CBP seizes cash from traveler’s all around the country. Although it does not seem to happen too frequently from my own experience, money seizures at Baltimore Washington International Thurgood Marshall Airport (BWI) are on the rise.

Here is a recent story from CBP, where CBP seized cash from 5 travelers valued at about $80,000:

U.S. Customs and Border Protection (CBP) officers at Baltimore Washington International Thurgood Marshall Airport (BWI) continue to seize unreported currency and marijuana from travelers who deliberately ignore our nation’s laws.

During the past five weeks, CBP officers have seized a combined $80,388 in unreported currency from five travelers and assessed a combined $4,000 in Zero Tolerance penalties to eight travelers for marijuana possession. Officers seized marijuana from two additional couples but did not assess civil penalties in those cases.

Customs and Border Protection officers have seized $80,388 in unreported currency and assessed $4,000 in civil penalties in 15 incidents during the past five weeks at BWI Airport. Officers continue to see an alarming trend in passengers traveling with marijuana and underreporting their currency.

* * *

Additionally, U.S. federal law [31 U.S.C. 5316] requires travelers to truthfully report all currency that they possess to a CBP officer, and that they complete a U.S. Treasury Department form (FINCEN 105) for all currency and other monetary instruments that exceed $10,000. Read more about currency reporting requirements.

“We want travelers to be assured that they may carry as much currency as they wish into and out of the United States, and Customs and Border Protection officers will help them to complete the necessary Treasury form if required, but travelers should also know any actions less than truthful could result in them missing their departure flight,” Rottman said.

Customs and Border Protection officers have seized $80,388 in unreported currency and assessed $4,000 in civil penalties in 15 incidents during the past five weeks at BWI Airport.

Have you had cash seized by Baltimore CBP?

If CBP Baltimore seized your cash, you need a lawyer.
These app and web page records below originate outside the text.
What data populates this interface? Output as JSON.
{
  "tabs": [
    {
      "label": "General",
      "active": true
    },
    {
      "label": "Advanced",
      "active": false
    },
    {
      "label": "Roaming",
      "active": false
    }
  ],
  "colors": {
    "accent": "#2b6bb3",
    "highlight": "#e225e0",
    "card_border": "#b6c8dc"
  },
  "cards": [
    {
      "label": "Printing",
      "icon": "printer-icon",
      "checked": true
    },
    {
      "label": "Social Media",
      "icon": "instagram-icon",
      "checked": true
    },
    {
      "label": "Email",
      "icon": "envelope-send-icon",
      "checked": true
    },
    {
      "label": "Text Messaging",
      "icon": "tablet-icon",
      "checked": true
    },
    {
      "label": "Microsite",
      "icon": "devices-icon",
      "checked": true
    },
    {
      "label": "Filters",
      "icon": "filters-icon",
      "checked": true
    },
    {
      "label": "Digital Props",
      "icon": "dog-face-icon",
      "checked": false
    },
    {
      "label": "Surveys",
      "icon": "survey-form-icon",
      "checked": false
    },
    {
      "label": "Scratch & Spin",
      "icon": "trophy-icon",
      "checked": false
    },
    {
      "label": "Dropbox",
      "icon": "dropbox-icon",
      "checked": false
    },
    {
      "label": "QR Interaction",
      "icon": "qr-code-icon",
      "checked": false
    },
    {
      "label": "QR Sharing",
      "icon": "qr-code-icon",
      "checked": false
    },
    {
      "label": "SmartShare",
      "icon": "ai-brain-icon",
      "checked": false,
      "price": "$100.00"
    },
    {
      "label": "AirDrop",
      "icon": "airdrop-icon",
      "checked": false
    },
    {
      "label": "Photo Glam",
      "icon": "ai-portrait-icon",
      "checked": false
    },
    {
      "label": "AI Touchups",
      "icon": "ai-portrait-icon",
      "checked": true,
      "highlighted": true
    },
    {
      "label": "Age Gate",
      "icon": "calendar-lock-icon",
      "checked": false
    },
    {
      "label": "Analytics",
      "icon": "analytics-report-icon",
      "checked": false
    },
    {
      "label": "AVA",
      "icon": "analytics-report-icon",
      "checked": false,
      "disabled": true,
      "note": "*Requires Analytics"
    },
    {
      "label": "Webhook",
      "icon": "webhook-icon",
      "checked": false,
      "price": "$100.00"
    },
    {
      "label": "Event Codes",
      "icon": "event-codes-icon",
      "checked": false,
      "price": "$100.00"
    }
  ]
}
Read our trusted customs money seizure legal guide and can contact us for a free currency seizure consultation by clicking the contact buttons on this page.

Almost $60,000 in cash stacked up and seized by Philadelphia Customs

Philly CBP Seizes $99K Smuggled Cash To Doha, Qatar

Customs at Philadelphia seized nearly $100,000 cash that was hidden inside the traveler’s personal effects on his way to Doha, Qatar. Here’s the story, below:

U.S. Customs and Border Protection (CBP) officers seized more than $99,000 from a Palestine-bound U.S. family on Saturday at Philadelphia International Airport (PHL).

CBP officers conducted outbound enforcement operations on a Doha, Qatar-bound flight and encountered a man who verbally reported that he possessed $65,000. Officers provided a CBP form 503 to the traveler that explains federal currency reporting requirements, asked if he understood the law, and asked him to write down his currency amount on the form. The traveler wrote $65,000 and signed the form.

Officers then provided the traveler with an U.S. Treasury Department form (FINCEN 105) and the traveler documented that he possessed $65,000.

Officers initiated a baggage examination and discovered a total of $99,549 in the traveler’s pockets, in his jacket, and in two carry-on backpacks. Officers seized the currency, returned $5,000 for humanitarian purposes, and released the family.

CBP is not releasing the travelers’ names because none were criminally charged.

Has Philadelphia CBP seized your cash?

If Philadelphia CBP seized your cash, read our trusted customs money seizure legal guide and contact our customs lawyer for a free cash seizure consultation by clicking the contact buttons on this page.